It is always a bit disconcerting to see something familiar, in an unexpected setting, like an everyday object in a museum. I’m not speaking of some nameless village’s cabinet of curiosities, but a real museum, the Saint Louis Art Museum. It is a beautiful object, so to call it everyday is demeaning, better to call it familiar. My mom purchased four of these chairs, for her dining room set. I’ve sat in them for countless meals. Not only do they look good, they’re comfortable too. Rather than disconcerting, I think that she would find it comforting to hear that her chairs are in our art museum. It would be a vindication of her good taste. Me seeing this chair in the museum, was a reminder of her.
The following is an excerpt from the museum’s writeup.
Architect Eero Saarinen’s sleek, sculptural design is an icon of 20th-century furniture. Prior to World War II, he collaborated with Charles Eames on designs for organic furniture using bentwood. Following the war, Saarinen’s furniture designs employed new materials like plastic to achieve a modern form. This chair’s one-piece base was designed to replace the visual clutter of traditional furniture. In Saarinen’s words, “The undercarriage of chairs and tables in a typical interior makes an ugly, confusing, unrestful world. I wanted to cleat up the slum of legs. I wanted to make the chair all one thing again.”
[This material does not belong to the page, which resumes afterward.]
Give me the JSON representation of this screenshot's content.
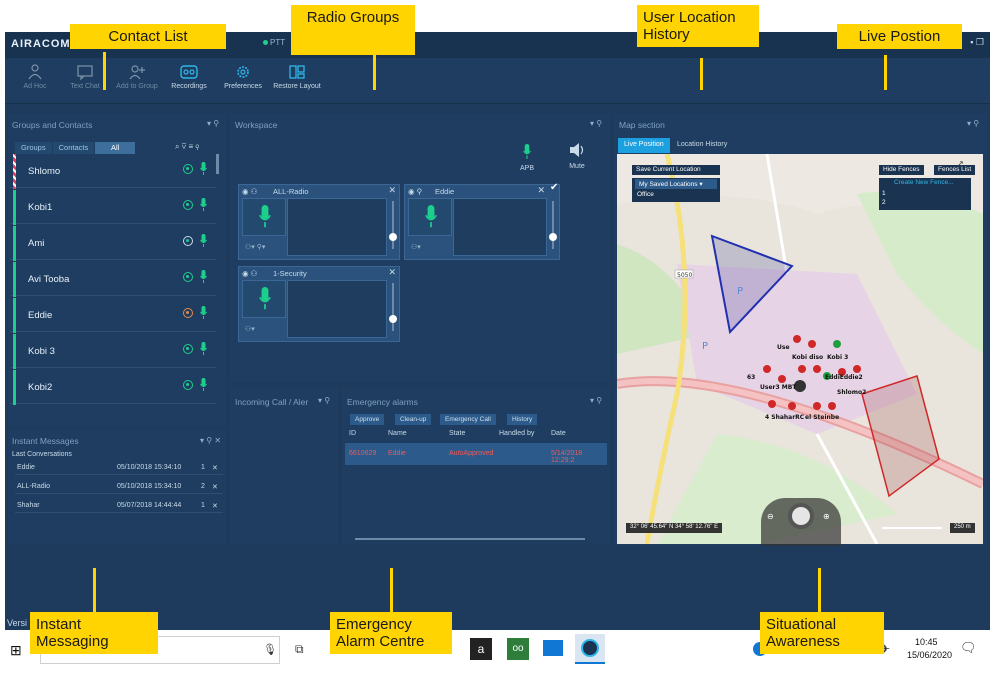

Eero Saarinen, doesn’t he have some other art work around town? I think it is a sculpture piece. It will come to me. 😉